### Task brief
Your response should contain every line from the data below that holds the string "legend".

-- Data for the task follows --

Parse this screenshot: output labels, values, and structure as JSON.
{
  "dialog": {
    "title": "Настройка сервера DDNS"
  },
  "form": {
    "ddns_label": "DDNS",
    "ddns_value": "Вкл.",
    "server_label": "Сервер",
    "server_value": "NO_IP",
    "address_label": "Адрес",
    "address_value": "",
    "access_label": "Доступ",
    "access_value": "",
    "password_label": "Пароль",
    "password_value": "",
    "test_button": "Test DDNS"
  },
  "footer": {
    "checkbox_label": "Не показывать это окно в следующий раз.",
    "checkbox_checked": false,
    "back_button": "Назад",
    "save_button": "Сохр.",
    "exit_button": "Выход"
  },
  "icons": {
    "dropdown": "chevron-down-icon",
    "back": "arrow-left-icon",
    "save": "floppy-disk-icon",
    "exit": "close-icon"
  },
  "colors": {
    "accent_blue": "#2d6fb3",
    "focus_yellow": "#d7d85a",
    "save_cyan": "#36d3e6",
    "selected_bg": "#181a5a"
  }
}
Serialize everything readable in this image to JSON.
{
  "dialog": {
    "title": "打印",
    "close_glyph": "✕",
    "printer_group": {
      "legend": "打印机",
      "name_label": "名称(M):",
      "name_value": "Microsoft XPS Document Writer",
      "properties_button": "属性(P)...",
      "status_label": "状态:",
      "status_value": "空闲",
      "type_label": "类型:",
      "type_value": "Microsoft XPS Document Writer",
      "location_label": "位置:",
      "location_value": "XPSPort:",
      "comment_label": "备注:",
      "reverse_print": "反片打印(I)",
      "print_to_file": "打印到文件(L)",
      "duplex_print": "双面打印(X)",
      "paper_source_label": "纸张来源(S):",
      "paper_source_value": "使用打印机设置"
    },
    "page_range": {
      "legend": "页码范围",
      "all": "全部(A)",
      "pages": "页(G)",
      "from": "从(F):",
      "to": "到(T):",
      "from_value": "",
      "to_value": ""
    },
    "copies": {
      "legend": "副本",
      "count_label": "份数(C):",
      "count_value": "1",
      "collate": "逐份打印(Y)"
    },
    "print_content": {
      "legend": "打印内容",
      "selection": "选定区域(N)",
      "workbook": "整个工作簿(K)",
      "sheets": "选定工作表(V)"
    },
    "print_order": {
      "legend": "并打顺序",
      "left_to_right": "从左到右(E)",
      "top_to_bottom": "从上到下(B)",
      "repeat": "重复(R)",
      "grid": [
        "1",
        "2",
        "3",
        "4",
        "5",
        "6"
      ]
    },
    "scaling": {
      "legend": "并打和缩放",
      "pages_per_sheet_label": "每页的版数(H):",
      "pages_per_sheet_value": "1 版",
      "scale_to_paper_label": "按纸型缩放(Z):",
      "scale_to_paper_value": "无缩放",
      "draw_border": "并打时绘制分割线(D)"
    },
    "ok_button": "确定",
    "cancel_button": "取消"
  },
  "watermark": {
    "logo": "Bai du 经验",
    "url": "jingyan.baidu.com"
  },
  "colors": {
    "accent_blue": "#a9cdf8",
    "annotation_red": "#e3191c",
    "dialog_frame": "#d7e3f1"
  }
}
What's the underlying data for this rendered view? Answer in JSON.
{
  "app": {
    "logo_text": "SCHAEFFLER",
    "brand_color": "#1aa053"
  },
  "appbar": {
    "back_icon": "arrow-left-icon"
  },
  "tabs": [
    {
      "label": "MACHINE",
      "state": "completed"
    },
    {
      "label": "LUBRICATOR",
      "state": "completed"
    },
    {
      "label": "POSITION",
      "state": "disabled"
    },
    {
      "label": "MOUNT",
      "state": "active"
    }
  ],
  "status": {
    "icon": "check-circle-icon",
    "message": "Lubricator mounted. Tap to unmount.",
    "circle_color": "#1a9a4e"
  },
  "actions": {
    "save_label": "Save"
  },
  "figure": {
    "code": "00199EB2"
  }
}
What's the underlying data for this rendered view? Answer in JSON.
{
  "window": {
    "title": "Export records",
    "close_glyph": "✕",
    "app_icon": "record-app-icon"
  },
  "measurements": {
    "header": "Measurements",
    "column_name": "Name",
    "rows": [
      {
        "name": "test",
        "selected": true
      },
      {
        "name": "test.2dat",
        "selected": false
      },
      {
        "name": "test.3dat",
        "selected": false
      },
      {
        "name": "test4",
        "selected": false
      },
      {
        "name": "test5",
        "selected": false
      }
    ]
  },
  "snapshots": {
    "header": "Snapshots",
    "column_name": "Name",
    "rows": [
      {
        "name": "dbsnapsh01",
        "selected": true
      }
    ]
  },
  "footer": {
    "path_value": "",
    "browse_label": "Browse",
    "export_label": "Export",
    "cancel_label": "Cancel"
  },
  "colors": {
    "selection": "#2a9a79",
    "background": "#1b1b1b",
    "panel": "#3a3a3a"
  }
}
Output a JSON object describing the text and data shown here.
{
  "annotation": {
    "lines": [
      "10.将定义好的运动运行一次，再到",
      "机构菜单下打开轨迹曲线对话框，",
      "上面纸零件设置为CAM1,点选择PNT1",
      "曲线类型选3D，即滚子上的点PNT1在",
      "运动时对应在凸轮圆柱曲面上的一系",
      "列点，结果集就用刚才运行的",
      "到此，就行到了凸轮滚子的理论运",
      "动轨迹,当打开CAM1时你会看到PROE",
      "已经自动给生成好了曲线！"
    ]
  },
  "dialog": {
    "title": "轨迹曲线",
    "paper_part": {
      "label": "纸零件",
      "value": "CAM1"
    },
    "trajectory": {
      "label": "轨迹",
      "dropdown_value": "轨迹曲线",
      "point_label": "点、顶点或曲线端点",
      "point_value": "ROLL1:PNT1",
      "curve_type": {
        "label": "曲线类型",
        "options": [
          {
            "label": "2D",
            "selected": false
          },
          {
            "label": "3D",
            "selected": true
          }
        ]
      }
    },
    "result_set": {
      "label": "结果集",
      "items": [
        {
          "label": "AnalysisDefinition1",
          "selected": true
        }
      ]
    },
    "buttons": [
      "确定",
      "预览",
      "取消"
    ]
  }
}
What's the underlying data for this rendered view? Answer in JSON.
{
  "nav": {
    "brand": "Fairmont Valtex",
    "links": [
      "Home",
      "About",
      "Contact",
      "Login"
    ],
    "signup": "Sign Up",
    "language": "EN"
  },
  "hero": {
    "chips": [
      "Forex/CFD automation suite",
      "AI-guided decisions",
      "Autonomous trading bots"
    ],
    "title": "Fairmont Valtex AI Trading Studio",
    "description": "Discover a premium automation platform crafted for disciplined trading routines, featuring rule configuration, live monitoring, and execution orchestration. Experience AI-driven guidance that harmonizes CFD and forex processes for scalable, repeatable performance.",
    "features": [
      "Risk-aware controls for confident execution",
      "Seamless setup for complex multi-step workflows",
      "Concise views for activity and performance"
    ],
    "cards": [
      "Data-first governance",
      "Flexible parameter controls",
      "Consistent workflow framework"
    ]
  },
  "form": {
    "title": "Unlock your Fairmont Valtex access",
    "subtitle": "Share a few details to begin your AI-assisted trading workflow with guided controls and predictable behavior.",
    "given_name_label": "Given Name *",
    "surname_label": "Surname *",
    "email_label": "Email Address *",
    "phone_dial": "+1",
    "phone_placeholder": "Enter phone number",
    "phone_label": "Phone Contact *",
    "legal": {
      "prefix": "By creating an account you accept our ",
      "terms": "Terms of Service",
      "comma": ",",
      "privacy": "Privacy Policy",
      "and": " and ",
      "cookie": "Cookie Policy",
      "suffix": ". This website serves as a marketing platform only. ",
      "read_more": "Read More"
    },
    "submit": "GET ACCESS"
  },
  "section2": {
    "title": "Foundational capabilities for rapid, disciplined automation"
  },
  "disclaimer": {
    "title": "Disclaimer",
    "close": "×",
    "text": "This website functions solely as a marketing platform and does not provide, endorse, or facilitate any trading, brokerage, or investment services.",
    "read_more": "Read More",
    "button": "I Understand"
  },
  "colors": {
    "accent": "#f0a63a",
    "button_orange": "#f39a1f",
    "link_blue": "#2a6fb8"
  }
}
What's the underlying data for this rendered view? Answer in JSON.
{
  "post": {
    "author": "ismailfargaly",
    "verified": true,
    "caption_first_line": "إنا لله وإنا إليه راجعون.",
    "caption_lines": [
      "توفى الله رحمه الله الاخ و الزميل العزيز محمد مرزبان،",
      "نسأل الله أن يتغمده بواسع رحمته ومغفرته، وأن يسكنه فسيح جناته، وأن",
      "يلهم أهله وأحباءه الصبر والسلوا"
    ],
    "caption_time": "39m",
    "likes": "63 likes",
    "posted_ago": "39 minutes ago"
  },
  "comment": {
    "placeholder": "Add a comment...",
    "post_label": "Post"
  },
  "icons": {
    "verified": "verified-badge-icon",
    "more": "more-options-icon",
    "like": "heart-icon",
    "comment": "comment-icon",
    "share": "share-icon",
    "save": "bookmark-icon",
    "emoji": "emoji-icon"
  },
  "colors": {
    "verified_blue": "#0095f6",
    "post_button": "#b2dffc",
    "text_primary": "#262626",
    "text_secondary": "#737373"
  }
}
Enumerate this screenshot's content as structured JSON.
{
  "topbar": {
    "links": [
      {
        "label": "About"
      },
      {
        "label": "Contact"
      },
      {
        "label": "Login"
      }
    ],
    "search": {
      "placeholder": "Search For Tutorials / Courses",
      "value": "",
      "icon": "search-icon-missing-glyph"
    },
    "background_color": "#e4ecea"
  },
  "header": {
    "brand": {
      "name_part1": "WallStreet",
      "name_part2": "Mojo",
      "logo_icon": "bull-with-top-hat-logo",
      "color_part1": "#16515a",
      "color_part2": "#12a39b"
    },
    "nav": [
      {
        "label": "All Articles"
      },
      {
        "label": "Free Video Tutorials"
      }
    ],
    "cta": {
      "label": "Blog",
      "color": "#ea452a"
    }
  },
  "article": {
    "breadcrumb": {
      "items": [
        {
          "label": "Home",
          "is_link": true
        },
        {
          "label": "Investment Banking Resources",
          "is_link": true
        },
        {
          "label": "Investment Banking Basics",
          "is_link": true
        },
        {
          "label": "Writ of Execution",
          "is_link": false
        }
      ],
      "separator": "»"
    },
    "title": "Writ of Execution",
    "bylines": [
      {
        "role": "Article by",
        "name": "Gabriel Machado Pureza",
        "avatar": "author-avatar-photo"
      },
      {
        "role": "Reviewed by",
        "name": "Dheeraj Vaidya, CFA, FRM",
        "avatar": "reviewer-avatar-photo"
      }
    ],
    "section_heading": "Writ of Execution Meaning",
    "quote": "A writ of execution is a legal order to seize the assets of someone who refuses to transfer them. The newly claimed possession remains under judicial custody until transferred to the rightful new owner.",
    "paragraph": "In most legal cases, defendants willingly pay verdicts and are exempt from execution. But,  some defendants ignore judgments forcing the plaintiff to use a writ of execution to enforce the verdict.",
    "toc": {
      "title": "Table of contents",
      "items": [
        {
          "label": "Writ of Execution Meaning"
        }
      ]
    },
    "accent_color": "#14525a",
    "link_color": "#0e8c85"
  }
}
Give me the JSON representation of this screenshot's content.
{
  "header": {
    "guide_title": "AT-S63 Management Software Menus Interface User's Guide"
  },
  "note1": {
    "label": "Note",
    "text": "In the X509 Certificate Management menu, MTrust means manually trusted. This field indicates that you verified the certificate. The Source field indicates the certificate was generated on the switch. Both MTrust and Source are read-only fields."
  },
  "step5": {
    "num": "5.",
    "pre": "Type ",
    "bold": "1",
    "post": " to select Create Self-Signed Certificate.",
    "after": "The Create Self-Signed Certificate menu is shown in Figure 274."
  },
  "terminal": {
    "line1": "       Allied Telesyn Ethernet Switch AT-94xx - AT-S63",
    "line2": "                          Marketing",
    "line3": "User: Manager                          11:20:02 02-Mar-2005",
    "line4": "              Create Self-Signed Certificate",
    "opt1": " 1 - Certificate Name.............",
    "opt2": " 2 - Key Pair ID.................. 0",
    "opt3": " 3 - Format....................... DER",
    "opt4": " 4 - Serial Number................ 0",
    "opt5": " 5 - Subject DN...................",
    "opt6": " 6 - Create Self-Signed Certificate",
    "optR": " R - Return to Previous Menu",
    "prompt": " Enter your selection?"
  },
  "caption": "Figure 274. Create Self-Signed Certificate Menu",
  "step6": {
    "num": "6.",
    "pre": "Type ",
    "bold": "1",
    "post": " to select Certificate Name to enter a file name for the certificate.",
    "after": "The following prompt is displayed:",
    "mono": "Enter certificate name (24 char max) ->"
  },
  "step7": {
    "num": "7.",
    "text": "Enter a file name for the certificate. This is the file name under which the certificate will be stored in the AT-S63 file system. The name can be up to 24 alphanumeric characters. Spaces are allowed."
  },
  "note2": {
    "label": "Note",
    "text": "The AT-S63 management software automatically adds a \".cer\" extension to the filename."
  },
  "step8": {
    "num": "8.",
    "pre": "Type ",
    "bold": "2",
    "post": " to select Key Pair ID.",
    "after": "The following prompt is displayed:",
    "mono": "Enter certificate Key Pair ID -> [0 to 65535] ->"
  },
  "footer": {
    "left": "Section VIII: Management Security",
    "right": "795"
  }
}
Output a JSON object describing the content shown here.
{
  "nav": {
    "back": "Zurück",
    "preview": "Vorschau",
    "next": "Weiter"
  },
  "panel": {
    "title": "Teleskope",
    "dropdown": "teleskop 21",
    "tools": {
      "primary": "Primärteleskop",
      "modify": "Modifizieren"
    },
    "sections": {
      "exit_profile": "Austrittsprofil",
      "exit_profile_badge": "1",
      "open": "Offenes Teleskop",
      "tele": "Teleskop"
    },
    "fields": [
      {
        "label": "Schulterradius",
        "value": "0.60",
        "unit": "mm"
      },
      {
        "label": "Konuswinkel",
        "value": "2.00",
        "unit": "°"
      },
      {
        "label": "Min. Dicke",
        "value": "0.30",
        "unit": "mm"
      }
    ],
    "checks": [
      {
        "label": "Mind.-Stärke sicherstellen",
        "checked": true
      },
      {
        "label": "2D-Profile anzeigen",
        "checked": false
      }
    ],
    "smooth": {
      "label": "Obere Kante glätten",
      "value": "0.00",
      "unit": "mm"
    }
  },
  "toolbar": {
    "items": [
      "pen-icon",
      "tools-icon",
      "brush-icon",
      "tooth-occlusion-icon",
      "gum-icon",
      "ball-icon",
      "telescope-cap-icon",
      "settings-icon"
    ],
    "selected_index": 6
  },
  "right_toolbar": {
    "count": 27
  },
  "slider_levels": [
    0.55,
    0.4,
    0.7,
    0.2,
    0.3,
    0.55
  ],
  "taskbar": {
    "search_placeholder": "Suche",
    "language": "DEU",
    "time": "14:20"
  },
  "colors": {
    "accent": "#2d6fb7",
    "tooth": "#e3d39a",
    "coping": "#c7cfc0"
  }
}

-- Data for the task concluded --

### Solution to this problem
      "legend": "打印机",
      "legend": "页码范围",
      "legend": "副本",
      "legend": "打印内容",
      "legend": "并打顺序",
      "legend": "并打和缩放",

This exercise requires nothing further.